“In 2006, the City received a record 40,000 noise complaints on its hotline,” says Walter Jones, Associate Director of the Laborers’ Health and Safety Fund of North America’s Occupational Safety and Health Division. “Many of those calls concerned daytime jackhammer use, truck operations, pile driving and other noises associated with construction.”

The residents signaled that they wanted a quieter city, and as a result, the New York City Department of Environmental Protection (NYC DEP) updated the City’s environmental noise codes to address noise pollution. The new ordinance covers everything from loud car stereos to revved up motorcycles.

The complete list of migration plan requirements can be viewed in the Department of Environmental Protection Notice of Adoption of Rules for Citywide Noise Mitigation. Also affected by the update are the regulations controlling construction noise. According to the New York City Department of Buildings, NYC has nearly 7,500 active building construction sites and close to 8,000 alteration and demolition sites. On any given day, construction contributes significantly to the high ambient noise level of the City. Addressing residents’ complaints, the new construction noise rules aim to control noise sources on construction sites, specifically, through quieter equipment and the use of noise barriers to prevent noise from escaping the worksite. The new regulations went into effect in July, 2007.

Among the most significant rules is the NYC DEP’s mandate that all contractors develop a noise mitigation plan for their sites prior to the start of construction.
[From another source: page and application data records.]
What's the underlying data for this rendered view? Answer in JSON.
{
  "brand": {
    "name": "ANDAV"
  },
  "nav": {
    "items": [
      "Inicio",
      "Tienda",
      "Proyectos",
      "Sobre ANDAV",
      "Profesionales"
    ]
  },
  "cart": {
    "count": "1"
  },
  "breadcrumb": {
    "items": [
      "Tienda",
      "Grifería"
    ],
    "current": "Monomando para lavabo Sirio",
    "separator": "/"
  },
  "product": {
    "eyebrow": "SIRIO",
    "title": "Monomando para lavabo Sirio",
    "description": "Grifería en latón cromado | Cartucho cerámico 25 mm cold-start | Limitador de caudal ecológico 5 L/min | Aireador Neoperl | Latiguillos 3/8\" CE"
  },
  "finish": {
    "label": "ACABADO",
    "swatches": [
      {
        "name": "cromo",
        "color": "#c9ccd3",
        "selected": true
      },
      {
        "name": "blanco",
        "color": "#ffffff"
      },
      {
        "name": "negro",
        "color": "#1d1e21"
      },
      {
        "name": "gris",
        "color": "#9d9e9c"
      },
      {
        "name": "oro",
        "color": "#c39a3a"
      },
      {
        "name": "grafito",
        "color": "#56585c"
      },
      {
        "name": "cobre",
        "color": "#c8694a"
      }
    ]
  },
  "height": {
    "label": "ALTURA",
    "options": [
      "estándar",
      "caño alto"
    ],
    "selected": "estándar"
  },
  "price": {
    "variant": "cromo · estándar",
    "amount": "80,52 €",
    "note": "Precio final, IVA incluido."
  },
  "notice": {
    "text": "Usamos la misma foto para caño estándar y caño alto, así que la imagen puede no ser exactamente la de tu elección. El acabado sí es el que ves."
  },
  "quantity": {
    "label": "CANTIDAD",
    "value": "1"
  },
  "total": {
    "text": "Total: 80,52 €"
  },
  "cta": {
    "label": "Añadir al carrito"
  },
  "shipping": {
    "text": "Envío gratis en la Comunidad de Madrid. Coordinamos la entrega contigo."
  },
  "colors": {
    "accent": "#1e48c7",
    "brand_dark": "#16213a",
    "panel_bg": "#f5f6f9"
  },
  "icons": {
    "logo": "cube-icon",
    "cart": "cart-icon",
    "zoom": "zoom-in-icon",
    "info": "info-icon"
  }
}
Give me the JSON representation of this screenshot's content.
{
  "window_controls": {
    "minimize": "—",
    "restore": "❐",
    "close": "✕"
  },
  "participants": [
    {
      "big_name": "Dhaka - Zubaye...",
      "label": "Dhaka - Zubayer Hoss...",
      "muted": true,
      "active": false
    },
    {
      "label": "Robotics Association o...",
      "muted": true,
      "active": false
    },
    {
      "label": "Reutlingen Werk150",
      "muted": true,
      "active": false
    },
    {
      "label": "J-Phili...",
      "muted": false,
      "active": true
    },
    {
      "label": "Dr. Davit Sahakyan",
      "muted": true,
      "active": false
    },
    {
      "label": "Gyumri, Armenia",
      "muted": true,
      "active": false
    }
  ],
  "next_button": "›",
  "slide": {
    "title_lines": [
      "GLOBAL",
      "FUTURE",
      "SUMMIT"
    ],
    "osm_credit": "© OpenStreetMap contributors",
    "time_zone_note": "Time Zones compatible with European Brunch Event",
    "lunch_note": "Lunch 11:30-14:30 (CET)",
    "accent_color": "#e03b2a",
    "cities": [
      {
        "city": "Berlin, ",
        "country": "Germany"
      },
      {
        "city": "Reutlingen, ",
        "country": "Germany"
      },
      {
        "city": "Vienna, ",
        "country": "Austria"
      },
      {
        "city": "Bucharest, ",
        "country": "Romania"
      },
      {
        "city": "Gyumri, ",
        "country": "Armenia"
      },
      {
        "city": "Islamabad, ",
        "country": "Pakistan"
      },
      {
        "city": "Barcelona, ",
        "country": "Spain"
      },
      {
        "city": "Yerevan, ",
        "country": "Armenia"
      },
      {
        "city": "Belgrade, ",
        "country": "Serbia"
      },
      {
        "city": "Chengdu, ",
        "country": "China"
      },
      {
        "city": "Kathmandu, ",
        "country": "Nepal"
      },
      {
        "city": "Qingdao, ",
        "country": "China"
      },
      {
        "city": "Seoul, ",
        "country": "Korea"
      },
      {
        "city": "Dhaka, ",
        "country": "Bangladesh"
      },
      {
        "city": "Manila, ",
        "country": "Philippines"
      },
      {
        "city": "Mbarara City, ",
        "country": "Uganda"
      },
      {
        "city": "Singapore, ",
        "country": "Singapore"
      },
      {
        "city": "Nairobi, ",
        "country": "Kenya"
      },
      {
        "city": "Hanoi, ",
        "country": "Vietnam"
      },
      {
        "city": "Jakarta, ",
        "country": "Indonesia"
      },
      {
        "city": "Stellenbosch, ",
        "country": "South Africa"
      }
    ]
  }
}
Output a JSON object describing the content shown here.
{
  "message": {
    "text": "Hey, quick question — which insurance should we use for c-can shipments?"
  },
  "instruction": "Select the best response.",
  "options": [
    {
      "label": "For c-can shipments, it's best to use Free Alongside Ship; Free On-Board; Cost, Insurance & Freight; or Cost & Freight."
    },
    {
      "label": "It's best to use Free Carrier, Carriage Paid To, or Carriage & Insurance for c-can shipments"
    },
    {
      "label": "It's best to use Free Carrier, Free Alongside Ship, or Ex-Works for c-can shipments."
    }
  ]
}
The plan must detail how the contractor intends to comply with the new code and list all noise reduction measures for equipment and operations that will be implemented. The plan must be posted on the worksite where it can be seen by all employees.

The Laborers’ Health and Safety Fund of North America (LHSFNA) and the New York State Laborers’ Health and Safety Trust Fund< teamed up to make New York construction quieter for those both inside and outside the worksite. “Although high noise levels disturb area residents, high noise levels are a health and safety issue for New York City workers as well,” notes Jones.

In July, the two Funds and the General Contractors Association of New York (GCA) held a meeting with experts from the National Institute for Occupational Safety and Health (NIOSH), the NYC DEP, a representative from the Association of Equipment Manufacturers and local contractors to address the new noise codes. Depending on how compliance is achieved, the revised regulations could increase other hazards to workers or raise construction costs that are more difficult for medium and smaller contractors to absorb. The partnership seeks to promote quieter equipment and economical solutions to reduce noise while ensuring productivity.

While environmental noise control is an important issue, safely complying with the new rule is the chief concern of the Funds and union contractors. During the meeting, they discussed taking precautions to ensure that compliance would not put workers in even more hazardous situations. For example, any barriers used to isolate mason cutting cannot interfere with the ventilation necessary to reduce dust and silica exposure.

Another issue discussed was the importance of the vendor list. The NYC DEP provided a Construction Noise Control Products and Vendor Guidance Sheet that offers contractors a variety of equipment that has been designed to reduce noise on the worksite. The guidance sheet lists products such as jackhammers, noise curtains, silencers, mufflers, pile drivers, dump trucks and more, along with vendor websites. “The goal is to have clear criteria for allowing vendors and quieter retro-fits on this list in order to foster a competitive market for noise reduction equipment,” Jones explains. “If this is successful in New York, then, hopefully, other cities will follow.”

The meeting also considered ways to help those signatory contractors who are unable to purchase the quieter pile drivers, find abatement measures to quiet existing equipment and comply with the rule. The Funds and GCA asked NIOSH to collect measurements to determine how the older pile drivers compare to pile driving systems referenced by the rule and to identify retro-fits that may help bridge the gap. The information gathered by NIOSH is still being reviewed and will be reported when available.

As the partnership continues its work of aiding Laborers and signatory contractors with compliance and making NYC a safer, quieter place to work and live, the LHSFNA offers a variety of noise control resources available on its website. Also, publications and pamphlets on noise hazards and control can be ordered from the Fund’s online catalogue.

[Jennifer E. Jones]